Aluminum is known for being one of the lightest engineering metals that has a higher strength-to-weight ratio than steel. Pure aluminum is also a soft and flexible metal with high electrical/thermal conductivity and corrosion-resistant properties. To provide better strength to aluminum for more demanding applications, it is commonly alloyed with other metals, such as copper, zinc, magnesium, silicon, manganese, and/or lithium.
Aluminum alloy 6063 (AA6063) is a medium strength alloy, commonly used in extrusion applications. Grade 6063 has good mechanical properties and is also heat treatable and weldable. There are a variety of popular applications for this metal, including architectural applications, window frames, doors, roofs, sign frames, shop fittings, and irrigation tubing. The grade specs for AA6063 allow for the following compositional ranges: 0.2-0.6% Si, 0-0.35% Fe, 0.45-0.9% Mg, 0.1% max Cr, 0-0.1% for Cu, Mn, Ti and Zn. Our new MBH-AL6063-20 standard falls well within these ranges with Si=0.46%, Fe=0.156%, Mg=0.481%, Cr=0.0088%, and under 0.1% for Cu, Mn, Ti, and Zn. It is supplied in a 50mm x25mm disk for OES application, or as chips for easy digestion for liquid analysis techniques.
The other four new alloys have all been made specifically doped with measurable concentrations of typical trace/tramp elements. This allows them to be used to verify low-level analysis of these elements. They are also provided as either a disk with 65mm diam (25mm thick) or as chips for easy dissolution. This larger size allows for more sparks per polish, and less re-surfacing for OES techniques. The manufacturing process for these alloys also results in highly homogenous bars, so the composition will be very consistent throughout the sample.
Aluminum grade 6061 (AA6061) is the most commonly available aluminum alloy on the market. This grade is often used in applications where high strength is required, and the typical applications for AA6061 are general purpose or manufacturing needs including truck and marine components, furniture, pipelines, heavy-duty structures, railroad cars, and high-pressure applications.
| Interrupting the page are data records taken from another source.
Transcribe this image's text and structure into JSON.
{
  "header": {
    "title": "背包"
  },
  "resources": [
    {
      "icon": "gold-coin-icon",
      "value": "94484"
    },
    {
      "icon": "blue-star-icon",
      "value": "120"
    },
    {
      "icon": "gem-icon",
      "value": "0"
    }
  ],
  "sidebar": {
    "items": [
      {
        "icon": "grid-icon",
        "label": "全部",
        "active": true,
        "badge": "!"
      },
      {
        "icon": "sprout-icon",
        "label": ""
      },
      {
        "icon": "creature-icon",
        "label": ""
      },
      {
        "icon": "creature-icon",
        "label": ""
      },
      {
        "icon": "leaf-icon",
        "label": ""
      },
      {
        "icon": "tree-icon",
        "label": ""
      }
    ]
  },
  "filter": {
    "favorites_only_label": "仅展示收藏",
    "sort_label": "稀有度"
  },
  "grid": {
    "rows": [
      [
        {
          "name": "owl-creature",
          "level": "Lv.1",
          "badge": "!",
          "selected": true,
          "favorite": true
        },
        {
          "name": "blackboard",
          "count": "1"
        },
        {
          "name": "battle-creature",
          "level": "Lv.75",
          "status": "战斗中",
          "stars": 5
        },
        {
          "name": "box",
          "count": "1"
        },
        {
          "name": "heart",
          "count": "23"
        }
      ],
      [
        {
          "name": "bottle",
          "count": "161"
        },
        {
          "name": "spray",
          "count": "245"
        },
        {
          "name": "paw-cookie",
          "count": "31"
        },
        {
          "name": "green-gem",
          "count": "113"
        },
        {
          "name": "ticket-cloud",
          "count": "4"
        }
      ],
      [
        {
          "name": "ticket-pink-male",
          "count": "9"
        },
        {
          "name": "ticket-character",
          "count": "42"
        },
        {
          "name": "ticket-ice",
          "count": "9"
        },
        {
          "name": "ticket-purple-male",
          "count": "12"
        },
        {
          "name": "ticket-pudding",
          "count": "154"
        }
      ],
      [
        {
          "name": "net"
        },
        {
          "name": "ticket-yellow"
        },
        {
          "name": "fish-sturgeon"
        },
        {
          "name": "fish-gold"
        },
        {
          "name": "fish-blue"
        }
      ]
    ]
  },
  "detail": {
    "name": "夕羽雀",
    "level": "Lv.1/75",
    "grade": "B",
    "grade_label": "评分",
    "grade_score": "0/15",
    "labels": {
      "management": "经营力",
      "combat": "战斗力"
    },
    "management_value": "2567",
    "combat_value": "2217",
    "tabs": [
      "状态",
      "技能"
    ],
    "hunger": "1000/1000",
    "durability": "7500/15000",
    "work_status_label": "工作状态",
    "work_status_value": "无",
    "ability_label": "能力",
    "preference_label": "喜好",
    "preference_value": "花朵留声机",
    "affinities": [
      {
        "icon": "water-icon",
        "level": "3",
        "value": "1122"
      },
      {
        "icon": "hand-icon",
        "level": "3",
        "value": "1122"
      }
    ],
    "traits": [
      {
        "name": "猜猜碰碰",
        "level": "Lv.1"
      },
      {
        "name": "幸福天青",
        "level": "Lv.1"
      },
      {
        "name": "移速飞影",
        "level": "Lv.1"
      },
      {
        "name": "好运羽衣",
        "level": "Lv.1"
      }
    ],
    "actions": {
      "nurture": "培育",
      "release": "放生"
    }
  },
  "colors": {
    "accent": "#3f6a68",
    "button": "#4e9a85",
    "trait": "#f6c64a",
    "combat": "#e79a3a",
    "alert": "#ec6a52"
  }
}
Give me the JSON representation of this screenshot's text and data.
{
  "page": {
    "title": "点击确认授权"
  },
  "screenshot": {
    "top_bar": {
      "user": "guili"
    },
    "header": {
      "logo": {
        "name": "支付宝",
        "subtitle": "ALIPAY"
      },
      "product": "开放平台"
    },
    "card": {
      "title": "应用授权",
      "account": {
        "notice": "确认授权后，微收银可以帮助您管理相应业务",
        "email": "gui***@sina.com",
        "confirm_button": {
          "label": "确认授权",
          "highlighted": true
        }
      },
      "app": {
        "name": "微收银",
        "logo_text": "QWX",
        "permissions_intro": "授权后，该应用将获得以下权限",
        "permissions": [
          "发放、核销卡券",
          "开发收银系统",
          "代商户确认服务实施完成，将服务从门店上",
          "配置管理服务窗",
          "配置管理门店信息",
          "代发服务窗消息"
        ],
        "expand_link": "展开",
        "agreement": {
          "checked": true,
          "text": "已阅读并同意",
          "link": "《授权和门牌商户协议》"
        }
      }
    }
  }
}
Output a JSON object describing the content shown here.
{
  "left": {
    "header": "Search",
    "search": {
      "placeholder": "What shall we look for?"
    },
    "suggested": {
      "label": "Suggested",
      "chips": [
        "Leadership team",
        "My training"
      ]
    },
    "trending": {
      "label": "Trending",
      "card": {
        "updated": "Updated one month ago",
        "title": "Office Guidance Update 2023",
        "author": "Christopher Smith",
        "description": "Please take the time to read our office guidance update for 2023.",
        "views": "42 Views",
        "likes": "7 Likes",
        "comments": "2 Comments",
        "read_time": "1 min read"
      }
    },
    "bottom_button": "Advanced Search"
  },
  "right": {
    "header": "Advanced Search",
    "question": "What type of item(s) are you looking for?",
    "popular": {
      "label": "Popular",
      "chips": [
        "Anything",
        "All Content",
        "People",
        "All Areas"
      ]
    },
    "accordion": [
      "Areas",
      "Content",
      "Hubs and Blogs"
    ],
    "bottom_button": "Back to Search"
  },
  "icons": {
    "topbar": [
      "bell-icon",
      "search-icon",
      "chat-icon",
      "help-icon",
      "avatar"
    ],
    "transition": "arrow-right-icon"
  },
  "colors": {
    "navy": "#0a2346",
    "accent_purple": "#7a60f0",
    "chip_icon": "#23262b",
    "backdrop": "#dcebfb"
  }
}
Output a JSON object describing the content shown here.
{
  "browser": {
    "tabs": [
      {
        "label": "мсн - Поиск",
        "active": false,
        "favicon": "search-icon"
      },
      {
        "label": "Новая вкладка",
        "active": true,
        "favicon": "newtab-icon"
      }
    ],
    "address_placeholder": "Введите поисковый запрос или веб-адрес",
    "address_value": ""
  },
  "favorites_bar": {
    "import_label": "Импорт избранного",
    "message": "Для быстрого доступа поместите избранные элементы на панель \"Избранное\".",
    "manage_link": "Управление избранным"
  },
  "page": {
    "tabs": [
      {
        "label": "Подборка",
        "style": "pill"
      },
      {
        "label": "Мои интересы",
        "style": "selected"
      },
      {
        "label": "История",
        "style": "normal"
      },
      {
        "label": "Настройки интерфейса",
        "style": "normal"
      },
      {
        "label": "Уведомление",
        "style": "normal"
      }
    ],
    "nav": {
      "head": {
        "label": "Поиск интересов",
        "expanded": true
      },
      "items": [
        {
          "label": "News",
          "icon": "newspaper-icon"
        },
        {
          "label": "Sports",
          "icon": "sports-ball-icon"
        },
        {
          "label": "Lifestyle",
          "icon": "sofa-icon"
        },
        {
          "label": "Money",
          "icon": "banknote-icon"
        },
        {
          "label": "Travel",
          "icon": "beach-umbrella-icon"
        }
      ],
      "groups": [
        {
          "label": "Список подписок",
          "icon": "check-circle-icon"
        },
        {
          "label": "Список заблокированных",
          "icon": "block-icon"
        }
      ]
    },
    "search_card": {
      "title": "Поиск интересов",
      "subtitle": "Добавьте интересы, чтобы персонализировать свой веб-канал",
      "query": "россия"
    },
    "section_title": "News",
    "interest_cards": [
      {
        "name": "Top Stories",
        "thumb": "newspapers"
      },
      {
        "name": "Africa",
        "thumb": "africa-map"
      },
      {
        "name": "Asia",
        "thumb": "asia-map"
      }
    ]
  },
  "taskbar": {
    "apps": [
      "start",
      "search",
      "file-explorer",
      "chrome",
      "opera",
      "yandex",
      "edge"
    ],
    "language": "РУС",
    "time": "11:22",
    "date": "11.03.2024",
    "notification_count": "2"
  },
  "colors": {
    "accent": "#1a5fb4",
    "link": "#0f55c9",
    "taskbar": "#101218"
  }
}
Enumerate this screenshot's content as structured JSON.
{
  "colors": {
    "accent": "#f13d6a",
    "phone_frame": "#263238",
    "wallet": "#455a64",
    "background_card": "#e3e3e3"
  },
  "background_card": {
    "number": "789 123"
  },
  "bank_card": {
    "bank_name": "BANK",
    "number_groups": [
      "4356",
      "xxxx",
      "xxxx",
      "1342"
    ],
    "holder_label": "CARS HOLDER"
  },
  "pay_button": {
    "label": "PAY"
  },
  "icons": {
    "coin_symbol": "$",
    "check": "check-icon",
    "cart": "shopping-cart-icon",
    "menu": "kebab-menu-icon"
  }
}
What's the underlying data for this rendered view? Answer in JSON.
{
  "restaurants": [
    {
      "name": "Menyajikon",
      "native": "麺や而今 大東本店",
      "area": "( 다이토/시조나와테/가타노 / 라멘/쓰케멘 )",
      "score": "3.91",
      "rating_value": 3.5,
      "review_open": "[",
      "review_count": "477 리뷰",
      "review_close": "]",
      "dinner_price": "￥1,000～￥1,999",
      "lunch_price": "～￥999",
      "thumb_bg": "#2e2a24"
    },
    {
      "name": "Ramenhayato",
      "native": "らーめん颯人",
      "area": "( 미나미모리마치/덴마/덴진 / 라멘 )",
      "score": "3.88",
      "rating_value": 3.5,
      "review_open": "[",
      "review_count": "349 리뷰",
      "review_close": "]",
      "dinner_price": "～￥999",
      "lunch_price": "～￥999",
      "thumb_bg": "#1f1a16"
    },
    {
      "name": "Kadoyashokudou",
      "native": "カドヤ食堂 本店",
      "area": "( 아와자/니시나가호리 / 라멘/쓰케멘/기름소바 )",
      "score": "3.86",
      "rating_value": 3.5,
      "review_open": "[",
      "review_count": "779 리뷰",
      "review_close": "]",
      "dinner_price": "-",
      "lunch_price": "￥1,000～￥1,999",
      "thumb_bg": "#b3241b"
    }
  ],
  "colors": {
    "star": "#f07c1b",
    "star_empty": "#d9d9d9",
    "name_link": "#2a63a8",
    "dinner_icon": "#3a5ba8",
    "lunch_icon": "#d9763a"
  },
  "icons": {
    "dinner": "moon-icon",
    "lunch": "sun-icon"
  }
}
Our new MBH-AL6061-19 reference material meets the grade criteria elements with Mg=0.896%, Si=0.71%, Cu=0.247%, and Cr=0.254%. The COA also lists certified concentrations for 13 other elements, including Bi, Cd, Pb, and Sb.
Alloy 356.2 (AA356.2) is another high-strength aluminum alloy commonly used in aircraft applications. AA356.2 can also be used as a substitute for aluminum alloy 6061 if needed. Typically, this grade is used in pump housings, impellers, high-velocity blowers, and structural castings where high strength is required. Our new MBH-AL356.2-19 meets the grade requirements, with Fe=0.22%, Mg=0.39%, Si=6.9%, and Ti=0.185%. The COA for this alloy also lists certified values for an additional 16 elements including Bi, Ca, Cd, Co, Cr, Ga, and Sb.
Aluminum alloy 3104 (AA3104) is the most commonly used alloy for aluminum can bodies, due to its ability to be easily formed, and yet maintain its strength in the finished form. Our new MBH-AL3104-20 standard meets all grade requirements, with Cu=0.197%, Mg=1.10%, Mn=1.07%, and Fe=0.315%. The COA also lists certified concentration values for an additional 15 elements, including Be, Bi, Cd, Pb, Sb, Sr, and Ti.
Finally, alloy 5182 (AA5182) is a lightweight and malleable metal that has been in use for centuries. Common applications for this aluminum alloy include automobile applications (body panels and reinforcement members), aluminum can tops, brackets, and packaging products such as containers. Its composition includes magnesium and manganese as minor elements, ranging from 4-5% Mg and 0.2-0.5% Mn. Our new MBH-AL5182-20 CRM hits the mark with Mg=4.01% and Mn=0.39%. This COA also lists many trace elements, with a total of 19 total certified concentrations, for the alloying elements as well as trace elements such as Be, Bi, Cd, and Sb to name a few.
Written by: Kim Halkiotis, Posted by LGC Industrial (www.armi.com)